## Work order
Filter the records below for the word "label". Keep each line that has it.
--- Information supplied Enclosed Below ---
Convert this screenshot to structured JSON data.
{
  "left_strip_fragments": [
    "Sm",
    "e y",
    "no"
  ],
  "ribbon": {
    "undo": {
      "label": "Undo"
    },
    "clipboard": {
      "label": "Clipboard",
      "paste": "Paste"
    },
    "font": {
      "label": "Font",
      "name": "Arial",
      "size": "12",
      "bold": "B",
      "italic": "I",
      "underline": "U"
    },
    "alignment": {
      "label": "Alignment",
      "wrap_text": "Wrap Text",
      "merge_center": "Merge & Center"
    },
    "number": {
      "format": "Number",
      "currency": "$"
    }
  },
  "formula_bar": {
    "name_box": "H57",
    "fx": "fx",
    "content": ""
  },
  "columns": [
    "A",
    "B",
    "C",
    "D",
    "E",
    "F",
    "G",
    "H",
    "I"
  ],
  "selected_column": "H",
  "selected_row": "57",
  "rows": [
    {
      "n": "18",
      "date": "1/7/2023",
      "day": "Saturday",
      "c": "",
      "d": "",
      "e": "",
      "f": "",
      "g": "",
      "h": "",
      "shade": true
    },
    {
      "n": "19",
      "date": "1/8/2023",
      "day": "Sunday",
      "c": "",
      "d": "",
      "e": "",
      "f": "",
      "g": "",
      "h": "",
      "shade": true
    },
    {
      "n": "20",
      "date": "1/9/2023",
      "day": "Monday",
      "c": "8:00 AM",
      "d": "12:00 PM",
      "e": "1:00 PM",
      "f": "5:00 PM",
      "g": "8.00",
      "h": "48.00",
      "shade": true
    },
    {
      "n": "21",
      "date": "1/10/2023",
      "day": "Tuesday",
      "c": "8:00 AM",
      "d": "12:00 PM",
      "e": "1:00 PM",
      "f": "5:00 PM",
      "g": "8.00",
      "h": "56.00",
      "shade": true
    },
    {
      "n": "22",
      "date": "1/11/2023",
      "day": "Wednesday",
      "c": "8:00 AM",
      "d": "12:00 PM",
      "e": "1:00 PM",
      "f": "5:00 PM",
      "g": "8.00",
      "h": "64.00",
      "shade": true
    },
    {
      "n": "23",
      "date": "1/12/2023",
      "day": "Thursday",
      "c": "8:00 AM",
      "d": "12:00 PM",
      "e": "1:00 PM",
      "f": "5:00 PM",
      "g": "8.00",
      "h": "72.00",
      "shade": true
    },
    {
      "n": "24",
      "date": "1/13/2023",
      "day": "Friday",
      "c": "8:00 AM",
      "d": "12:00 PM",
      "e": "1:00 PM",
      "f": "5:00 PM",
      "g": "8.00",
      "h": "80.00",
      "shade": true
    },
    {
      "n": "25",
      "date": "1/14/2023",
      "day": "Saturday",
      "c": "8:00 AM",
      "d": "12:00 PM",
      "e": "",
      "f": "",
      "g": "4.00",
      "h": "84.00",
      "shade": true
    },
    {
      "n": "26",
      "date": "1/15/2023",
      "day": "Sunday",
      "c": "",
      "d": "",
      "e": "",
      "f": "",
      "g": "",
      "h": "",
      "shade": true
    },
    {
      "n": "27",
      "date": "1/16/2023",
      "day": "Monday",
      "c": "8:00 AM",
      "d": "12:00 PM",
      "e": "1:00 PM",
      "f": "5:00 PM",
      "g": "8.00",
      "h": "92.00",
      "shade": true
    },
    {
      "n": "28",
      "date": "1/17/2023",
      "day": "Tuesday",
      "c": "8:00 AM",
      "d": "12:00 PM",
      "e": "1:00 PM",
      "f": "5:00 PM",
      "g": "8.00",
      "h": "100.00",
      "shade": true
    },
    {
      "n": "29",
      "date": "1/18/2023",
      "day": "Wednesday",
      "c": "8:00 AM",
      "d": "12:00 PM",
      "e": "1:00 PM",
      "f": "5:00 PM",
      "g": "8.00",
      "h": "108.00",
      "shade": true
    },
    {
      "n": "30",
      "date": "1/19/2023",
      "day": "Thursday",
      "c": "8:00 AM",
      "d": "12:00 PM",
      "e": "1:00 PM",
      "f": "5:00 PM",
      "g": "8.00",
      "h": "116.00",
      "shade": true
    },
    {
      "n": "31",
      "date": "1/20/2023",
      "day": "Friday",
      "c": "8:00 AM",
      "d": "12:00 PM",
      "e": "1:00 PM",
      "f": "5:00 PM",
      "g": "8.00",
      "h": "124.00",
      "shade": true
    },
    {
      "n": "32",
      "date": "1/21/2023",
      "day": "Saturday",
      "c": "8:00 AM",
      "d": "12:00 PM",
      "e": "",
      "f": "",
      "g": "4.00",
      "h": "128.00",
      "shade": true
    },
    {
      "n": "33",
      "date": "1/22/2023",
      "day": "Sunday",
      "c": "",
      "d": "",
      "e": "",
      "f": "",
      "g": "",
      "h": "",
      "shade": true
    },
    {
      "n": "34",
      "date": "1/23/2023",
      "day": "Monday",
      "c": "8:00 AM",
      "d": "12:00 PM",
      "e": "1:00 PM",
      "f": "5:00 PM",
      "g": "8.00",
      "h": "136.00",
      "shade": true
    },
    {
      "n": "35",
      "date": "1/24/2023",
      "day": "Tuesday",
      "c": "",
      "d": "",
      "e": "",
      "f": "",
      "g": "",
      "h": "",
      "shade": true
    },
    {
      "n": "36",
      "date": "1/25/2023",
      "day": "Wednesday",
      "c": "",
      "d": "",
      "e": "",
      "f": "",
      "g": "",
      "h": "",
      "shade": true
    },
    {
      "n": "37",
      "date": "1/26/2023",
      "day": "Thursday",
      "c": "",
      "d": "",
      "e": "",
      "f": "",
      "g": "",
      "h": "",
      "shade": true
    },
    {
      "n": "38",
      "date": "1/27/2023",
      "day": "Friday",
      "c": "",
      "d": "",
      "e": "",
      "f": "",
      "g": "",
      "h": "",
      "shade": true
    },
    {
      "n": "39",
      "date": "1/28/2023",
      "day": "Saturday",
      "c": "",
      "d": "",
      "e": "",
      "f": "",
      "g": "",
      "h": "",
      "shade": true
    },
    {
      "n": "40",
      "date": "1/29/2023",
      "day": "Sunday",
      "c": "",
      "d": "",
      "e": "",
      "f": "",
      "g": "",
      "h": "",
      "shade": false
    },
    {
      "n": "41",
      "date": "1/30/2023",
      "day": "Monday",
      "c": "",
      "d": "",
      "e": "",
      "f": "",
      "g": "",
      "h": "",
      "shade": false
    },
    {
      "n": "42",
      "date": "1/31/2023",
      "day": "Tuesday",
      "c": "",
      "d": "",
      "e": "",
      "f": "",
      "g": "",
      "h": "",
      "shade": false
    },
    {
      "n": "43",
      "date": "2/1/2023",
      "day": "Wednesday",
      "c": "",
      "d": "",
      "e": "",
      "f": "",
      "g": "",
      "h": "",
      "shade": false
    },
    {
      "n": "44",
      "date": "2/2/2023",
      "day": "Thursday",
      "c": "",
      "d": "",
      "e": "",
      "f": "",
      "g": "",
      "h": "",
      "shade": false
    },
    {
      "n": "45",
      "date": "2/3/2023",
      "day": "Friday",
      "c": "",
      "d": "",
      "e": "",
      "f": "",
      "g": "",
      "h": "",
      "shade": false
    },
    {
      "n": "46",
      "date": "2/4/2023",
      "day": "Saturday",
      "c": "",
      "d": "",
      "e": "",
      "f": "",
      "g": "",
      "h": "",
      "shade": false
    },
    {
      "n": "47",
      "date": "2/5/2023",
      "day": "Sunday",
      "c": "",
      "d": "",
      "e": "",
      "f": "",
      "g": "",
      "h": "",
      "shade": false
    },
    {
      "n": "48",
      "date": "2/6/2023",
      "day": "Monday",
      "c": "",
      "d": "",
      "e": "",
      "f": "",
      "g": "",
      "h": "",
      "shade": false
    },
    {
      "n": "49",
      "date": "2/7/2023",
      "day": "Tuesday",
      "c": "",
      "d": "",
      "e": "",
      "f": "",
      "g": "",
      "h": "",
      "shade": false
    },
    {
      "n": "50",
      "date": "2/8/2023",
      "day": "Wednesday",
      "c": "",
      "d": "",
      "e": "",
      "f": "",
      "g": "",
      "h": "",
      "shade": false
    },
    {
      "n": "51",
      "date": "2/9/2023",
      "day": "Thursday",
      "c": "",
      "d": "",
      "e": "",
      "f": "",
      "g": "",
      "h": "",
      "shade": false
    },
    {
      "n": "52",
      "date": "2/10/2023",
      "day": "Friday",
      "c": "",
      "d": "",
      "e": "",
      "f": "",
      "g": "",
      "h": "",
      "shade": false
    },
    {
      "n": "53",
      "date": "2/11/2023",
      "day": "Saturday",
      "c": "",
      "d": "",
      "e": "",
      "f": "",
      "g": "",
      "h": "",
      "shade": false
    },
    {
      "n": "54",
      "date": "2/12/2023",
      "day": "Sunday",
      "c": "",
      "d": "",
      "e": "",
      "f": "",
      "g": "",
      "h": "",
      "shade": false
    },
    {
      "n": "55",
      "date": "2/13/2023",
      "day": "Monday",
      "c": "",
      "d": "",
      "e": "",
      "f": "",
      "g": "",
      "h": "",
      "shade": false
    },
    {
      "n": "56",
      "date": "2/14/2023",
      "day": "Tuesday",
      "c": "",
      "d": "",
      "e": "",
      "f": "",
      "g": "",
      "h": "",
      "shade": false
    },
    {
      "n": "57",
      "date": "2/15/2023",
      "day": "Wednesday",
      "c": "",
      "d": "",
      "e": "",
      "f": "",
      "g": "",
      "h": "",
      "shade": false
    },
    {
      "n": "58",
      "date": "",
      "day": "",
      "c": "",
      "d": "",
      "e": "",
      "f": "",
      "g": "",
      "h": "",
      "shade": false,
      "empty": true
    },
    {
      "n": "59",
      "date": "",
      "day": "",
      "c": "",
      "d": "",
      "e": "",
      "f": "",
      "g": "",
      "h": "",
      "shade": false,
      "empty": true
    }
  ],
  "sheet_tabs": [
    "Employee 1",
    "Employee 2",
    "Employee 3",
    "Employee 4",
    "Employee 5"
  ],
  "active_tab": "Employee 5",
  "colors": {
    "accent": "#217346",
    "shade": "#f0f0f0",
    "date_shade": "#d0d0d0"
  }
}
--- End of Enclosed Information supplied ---
## Answer area
      "label": "Undo"
      "label": "Clipboard",
      "label": "Font",
      "label": "Alignment",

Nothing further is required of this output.